Data for review:
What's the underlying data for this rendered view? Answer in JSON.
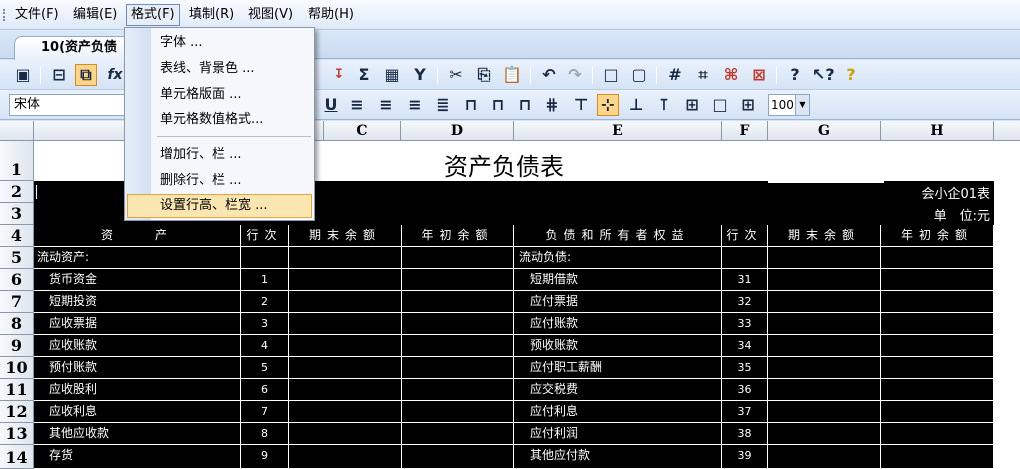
{
  "menubar": {
    "items": [
      {
        "label": "文件(F)"
      },
      {
        "label": "编辑(E)"
      },
      {
        "label": "格式(F)"
      },
      {
        "label": "填制(R)"
      },
      {
        "label": "视图(V)"
      },
      {
        "label": "帮助(H)"
      }
    ]
  },
  "format_menu": {
    "items": [
      "字体 ...",
      "表线、背景色 ...",
      "单元格版面 ...",
      "单元格数值格式...",
      "增加行、栏 ...",
      "删除行、栏 ...",
      "设置行高、栏宽 ..."
    ]
  },
  "tab": {
    "label": "10(资产负债"
  },
  "toolbar": {
    "font_name": "宋体",
    "zoom": "100",
    "fx_label": "fx"
  },
  "sheet": {
    "columns": [
      "C",
      "D",
      "E",
      "F",
      "G",
      "H"
    ],
    "rows": [
      "1",
      "2",
      "3",
      "4",
      "5",
      "6",
      "7",
      "8",
      "9",
      "10",
      "11",
      "12",
      "13",
      "14"
    ],
    "title": "资产负债表",
    "form_code": "会小企01表",
    "unit": "单　位:元",
    "headers": [
      "资　　产",
      "行次",
      "期末余额",
      "年初余额",
      "负债和所有者权益",
      "行次",
      "期末余额",
      "年初余额"
    ],
    "section_left": "流动资产:",
    "section_right": "流动负债:",
    "assets": [
      {
        "name": "货币资金",
        "line": "1"
      },
      {
        "name": "短期投资",
        "line": "2"
      },
      {
        "name": "应收票据",
        "line": "3"
      },
      {
        "name": "应收账款",
        "line": "4"
      },
      {
        "name": "预付账款",
        "line": "5"
      },
      {
        "name": "应收股利",
        "line": "6"
      },
      {
        "name": "应收利息",
        "line": "7"
      },
      {
        "name": "其他应收款",
        "line": "8"
      },
      {
        "name": "存货",
        "line": "9"
      }
    ],
    "liabilities": [
      {
        "name": "短期借款",
        "line": "31"
      },
      {
        "name": "应付票据",
        "line": "32"
      },
      {
        "name": "应付账款",
        "line": "33"
      },
      {
        "name": "预收账款",
        "line": "34"
      },
      {
        "name": "应付职工薪酬",
        "line": "35"
      },
      {
        "name": "应交税费",
        "line": "36"
      },
      {
        "name": "应付利息",
        "line": "37"
      },
      {
        "name": "应付利润",
        "line": "38"
      },
      {
        "name": "其他应付款",
        "line": "39"
      }
    ]
  },
  "icons": [
    "save-icon",
    "print-preview-icon",
    "copy-format-icon",
    "fx-icon",
    "sum-icon",
    "calculator-icon",
    "filter-icon",
    "cut-icon",
    "copy-icon",
    "paste-icon",
    "undo-icon",
    "redo-icon",
    "border-icon",
    "grid-icon",
    "help-icon"
  ]
}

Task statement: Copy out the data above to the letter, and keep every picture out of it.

Written solution:
What's the underlying data for this rendered view? Answer in JSON.
{
  "menubar": {
    "items": [
      {
        "label": "文件(F)"
      },
      {
        "label": "编辑(E)"
      },
      {
        "label": "格式(F)"
      },
      {
        "label": "填制(R)"
      },
      {
        "label": "视图(V)"
      },
      {
        "label": "帮助(H)"
      }
    ]
  },
  "format_menu": {
    "items": [
      "字体 ...",
      "表线、背景色 ...",
      "单元格版面 ...",
      "单元格数值格式...",
      "增加行、栏 ...",
      "删除行、栏 ...",
      "设置行高、栏宽 ..."
    ]
  },
  "tab": {
    "label": "10(资产负债"
  },
  "toolbar": {
    "font_name": "宋体",
    "zoom": "100",
    "fx_label": "fx"
  },
  "sheet": {
    "columns": [
      "C",
      "D",
      "E",
      "F",
      "G",
      "H"
    ],
    "rows": [
      "1",
      "2",
      "3",
      "4",
      "5",
      "6",
      "7",
      "8",
      "9",
      "10",
      "11",
      "12",
      "13",
      "14"
    ],
    "title": "资产负债表",
    "form_code": "会小企01表",
    "unit": "单　位:元",
    "headers": [
      "资　　产",
      "行次",
      "期末余额",
      "年初余额",
      "负债和所有者权益",
      "行次",
      "期末余额",
      "年初余额"
    ],
    "section_left": "流动资产:",
    "section_right": "流动负债:",
    "assets": [
      {
        "name": "货币资金",
        "line": "1"
      },
      {
        "name": "短期投资",
        "line": "2"
      },
      {
        "name": "应收票据",
        "line": "3"
      },
      {
        "name": "应收账款",
        "line": "4"
      },
      {
        "name": "预付账款",
        "line": "5"
      },
      {
        "name": "应收股利",
        "line": "6"
      },
      {
        "name": "应收利息",
        "line": "7"
      },
      {
        "name": "其他应收款",
        "line": "8"
      },
      {
        "name": "存货",
        "line": "9"
      }
    ],
    "liabilities": [
      {
        "name": "短期借款",
        "line": "31"
      },
      {
        "name": "应付票据",
        "line": "32"
      },
      {
        "name": "应付账款",
        "line": "33"
      },
      {
        "name": "预收账款",
        "line": "34"
      },
      {
        "name": "应付职工薪酬",
        "line": "35"
      },
      {
        "name": "应交税费",
        "line": "36"
      },
      {
        "name": "应付利息",
        "line": "37"
      },
      {
        "name": "应付利润",
        "line": "38"
      },
      {
        "name": "其他应付款",
        "line": "39"
      }
    ]
  },
  "icons": [
    "save-icon",
    "print-preview-icon",
    "copy-format-icon",
    "fx-icon",
    "sum-icon",
    "calculator-icon",
    "filter-icon",
    "cut-icon",
    "copy-icon",
    "paste-icon",
    "undo-icon",
    "redo-icon",
    "border-icon",
    "grid-icon",
    "help-icon"
  ]
}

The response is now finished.